Wood that enters channels plays a number of biophysical roles in rivers and streams, such as forming steps, diverting flow and forming pools, storing sediment and stabilizing banks.
In the Okanagan, a number of disturbances can lead to large influxes of wood into channels over short periods of time, including fire and Mountain Pine Beetle (MPB).
My MSc research quantified the changes to wood inputs resulting from these disturbances, and the impacts of these changes on channel morphology. We found that at reference (undisturbed) sites in the Okanagan, wood was slowly depleting. Fire increases wood recruitment and leads to net storage in disturbed channels. MPB impacts were not yet apparent, but are expected to increase in the coming decades. Or in other words, dead trees fall down! And sometimes they end up in channels.

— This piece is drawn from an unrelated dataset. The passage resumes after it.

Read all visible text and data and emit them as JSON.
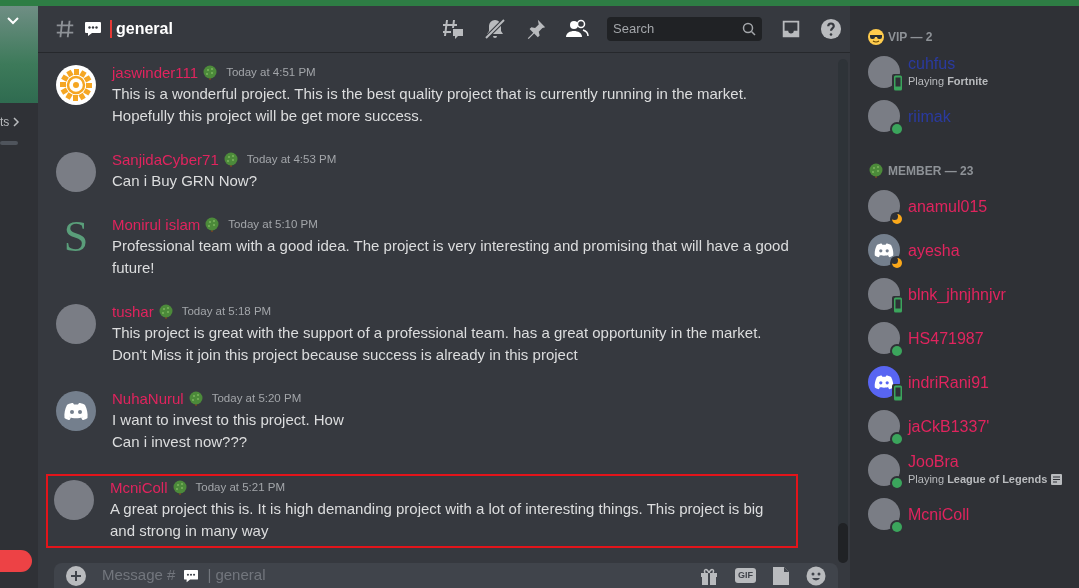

Methods summary: channel surveys using a total station, many, many pebble counts, and long term wood surveys by tagging and surveying wood annually.
Main highlights: produced wood budgets of wood recruitment, export and storage, related wood function to wood stability, and wood stability to relative wood size.
You can find a copy of the published paper here.